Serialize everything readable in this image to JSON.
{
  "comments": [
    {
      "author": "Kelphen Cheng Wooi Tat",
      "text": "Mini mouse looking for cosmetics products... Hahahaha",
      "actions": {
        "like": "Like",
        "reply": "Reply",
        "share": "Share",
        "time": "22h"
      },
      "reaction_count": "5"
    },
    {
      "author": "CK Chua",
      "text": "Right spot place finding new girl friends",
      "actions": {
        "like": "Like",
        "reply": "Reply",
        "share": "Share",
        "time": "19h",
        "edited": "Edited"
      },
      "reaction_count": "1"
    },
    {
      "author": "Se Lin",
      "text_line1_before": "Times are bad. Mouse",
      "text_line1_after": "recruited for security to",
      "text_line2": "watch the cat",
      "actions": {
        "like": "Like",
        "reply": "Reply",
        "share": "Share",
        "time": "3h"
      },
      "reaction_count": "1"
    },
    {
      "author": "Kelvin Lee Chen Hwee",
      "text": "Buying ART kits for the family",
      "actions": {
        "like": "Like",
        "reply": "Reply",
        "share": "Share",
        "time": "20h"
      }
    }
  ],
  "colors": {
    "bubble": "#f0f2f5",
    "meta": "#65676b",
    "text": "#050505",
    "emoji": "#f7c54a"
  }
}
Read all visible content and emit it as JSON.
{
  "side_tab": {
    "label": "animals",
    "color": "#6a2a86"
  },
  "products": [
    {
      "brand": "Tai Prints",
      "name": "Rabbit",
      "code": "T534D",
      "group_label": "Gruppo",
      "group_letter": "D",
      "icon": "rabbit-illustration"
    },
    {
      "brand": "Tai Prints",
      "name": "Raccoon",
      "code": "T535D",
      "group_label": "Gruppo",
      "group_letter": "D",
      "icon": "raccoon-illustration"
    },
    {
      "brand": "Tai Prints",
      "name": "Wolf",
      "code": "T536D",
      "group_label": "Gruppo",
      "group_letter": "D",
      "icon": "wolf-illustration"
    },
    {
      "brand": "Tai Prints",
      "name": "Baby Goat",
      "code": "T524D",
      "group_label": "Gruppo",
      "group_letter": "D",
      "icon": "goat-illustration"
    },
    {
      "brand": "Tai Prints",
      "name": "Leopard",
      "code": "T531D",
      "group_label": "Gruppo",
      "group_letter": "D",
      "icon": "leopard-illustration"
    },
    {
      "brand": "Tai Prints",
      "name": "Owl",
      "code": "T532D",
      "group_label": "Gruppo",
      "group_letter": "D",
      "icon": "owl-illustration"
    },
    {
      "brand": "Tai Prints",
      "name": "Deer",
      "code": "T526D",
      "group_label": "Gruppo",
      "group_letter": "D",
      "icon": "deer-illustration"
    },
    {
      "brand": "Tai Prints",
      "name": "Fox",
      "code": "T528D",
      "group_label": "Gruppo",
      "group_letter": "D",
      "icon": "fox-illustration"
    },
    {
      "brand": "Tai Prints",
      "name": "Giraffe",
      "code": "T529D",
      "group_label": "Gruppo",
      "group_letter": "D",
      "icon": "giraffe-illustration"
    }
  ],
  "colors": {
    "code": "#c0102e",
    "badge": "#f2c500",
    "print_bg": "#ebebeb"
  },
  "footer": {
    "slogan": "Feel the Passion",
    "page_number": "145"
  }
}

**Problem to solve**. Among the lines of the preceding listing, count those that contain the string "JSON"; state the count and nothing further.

**Solution to the exercise**. 2